(EXERCISE DIRECTIONS)
Among the entries below, which lines include the string "icon"? Show each one.

(DATA LISTING)
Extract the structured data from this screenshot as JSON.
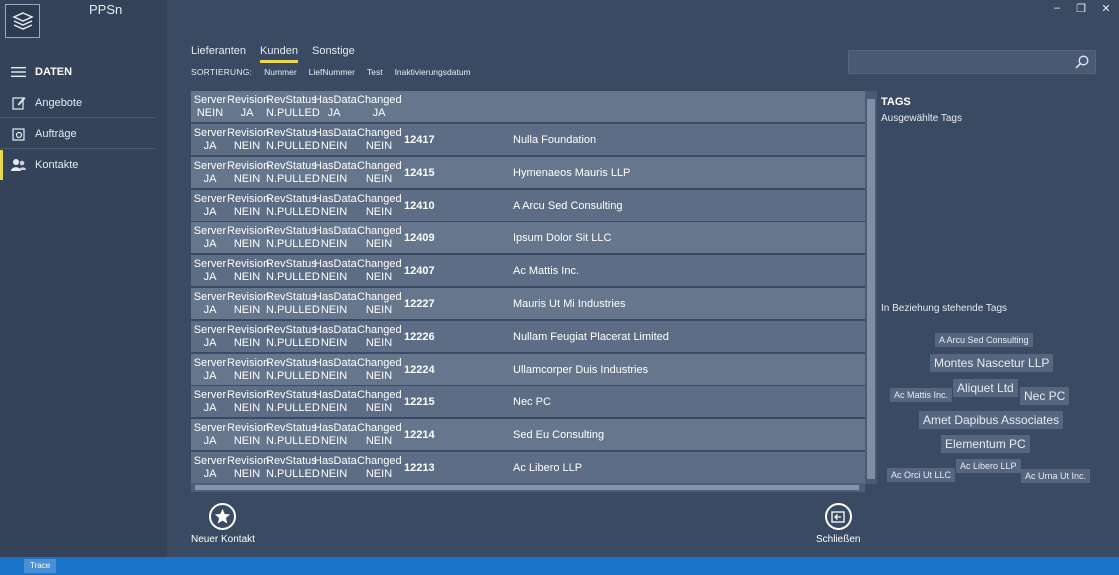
{
  "app": {
    "title": "PPSn"
  },
  "sidebar": {
    "header": "DATEN",
    "items": [
      {
        "label": "Angebote",
        "icon": "edit-icon"
      },
      {
        "label": "Aufträge",
        "icon": "order-icon"
      },
      {
        "label": "Kontakte",
        "icon": "contacts-icon",
        "active": true
      }
    ]
  },
  "tabs": [
    {
      "label": "Lieferanten",
      "active": false
    },
    {
      "label": "Kunden",
      "active": true
    },
    {
      "label": "Sonstige",
      "active": false
    }
  ],
  "sort": {
    "label": "SORTIERUNG:",
    "options": [
      "Nummer",
      "LiefNummer",
      "Test",
      "Inaktivierungsdatum"
    ]
  },
  "search": {
    "value": "",
    "placeholder": ""
  },
  "grid": {
    "columns": [
      "Server",
      "Revision",
      "RevStatus",
      "HasData",
      "Changed"
    ],
    "header_row": {
      "server": "NEIN",
      "revision": "JA",
      "revstatus": "N.PULLED",
      "hasdata": "JA",
      "changed": "JA"
    },
    "rows": [
      {
        "server": "JA",
        "revision": "NEIN",
        "revstatus": "N.PULLED",
        "hasdata": "NEIN",
        "changed": "NEIN",
        "number": "12417",
        "name": "Nulla Foundation"
      },
      {
        "server": "JA",
        "revision": "NEIN",
        "revstatus": "N.PULLED",
        "hasdata": "NEIN",
        "changed": "NEIN",
        "number": "12415",
        "name": "Hymenaeos Mauris LLP"
      },
      {
        "server": "JA",
        "revision": "NEIN",
        "revstatus": "N.PULLED",
        "hasdata": "NEIN",
        "changed": "NEIN",
        "number": "12410",
        "name": "A Arcu Sed Consulting"
      },
      {
        "server": "JA",
        "revision": "NEIN",
        "revstatus": "N.PULLED",
        "hasdata": "NEIN",
        "changed": "NEIN",
        "number": "12409",
        "name": "Ipsum Dolor Sit LLC"
      },
      {
        "server": "JA",
        "revision": "NEIN",
        "revstatus": "N.PULLED",
        "hasdata": "NEIN",
        "changed": "NEIN",
        "number": "12407",
        "name": "Ac Mattis Inc."
      },
      {
        "server": "JA",
        "revision": "NEIN",
        "revstatus": "N.PULLED",
        "hasdata": "NEIN",
        "changed": "NEIN",
        "number": "12227",
        "name": "Mauris Ut Mi Industries"
      },
      {
        "server": "JA",
        "revision": "NEIN",
        "revstatus": "N.PULLED",
        "hasdata": "NEIN",
        "changed": "NEIN",
        "number": "12226",
        "name": "Nullam Feugiat Placerat Limited"
      },
      {
        "server": "JA",
        "revision": "NEIN",
        "revstatus": "N.PULLED",
        "hasdata": "NEIN",
        "changed": "NEIN",
        "number": "12224",
        "name": "Ullamcorper Duis Industries"
      },
      {
        "server": "JA",
        "revision": "NEIN",
        "revstatus": "N.PULLED",
        "hasdata": "NEIN",
        "changed": "NEIN",
        "number": "12215",
        "name": "Nec PC"
      },
      {
        "server": "JA",
        "revision": "NEIN",
        "revstatus": "N.PULLED",
        "hasdata": "NEIN",
        "changed": "NEIN",
        "number": "12214",
        "name": "Sed Eu Consulting"
      },
      {
        "server": "JA",
        "revision": "NEIN",
        "revstatus": "N.PULLED",
        "hasdata": "NEIN",
        "changed": "NEIN",
        "number": "12213",
        "name": "Ac Libero LLP"
      }
    ]
  },
  "tags": {
    "title": "TAGS",
    "selected_label": "Ausgewählte Tags",
    "related_label": "In Beziehung stehende Tags",
    "related": [
      "A Arcu Sed Consulting",
      "Montes Nascetur LLP",
      "Ac Mattis Inc.",
      "Aliquet Ltd",
      "Nec PC",
      "Amet Dapibus Associates",
      "Elementum PC",
      "Ac Orci Ut LLC",
      "Ac Libero LLP",
      "Ac Urna Ut Inc."
    ]
  },
  "actions": {
    "new_contact": "Neuer Kontakt",
    "close": "Schließen"
  },
  "statusbar": {
    "trace": "Trace"
  },
  "colors": {
    "accent": "#e9d84a",
    "background": "#3a4a63",
    "statusbar": "#1a74c9"
  }
}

(RESPONSE FOR THIS EXERCISE)
        "icon": "edit-icon"
        "icon": "order-icon"
        "icon": "contacts-icon",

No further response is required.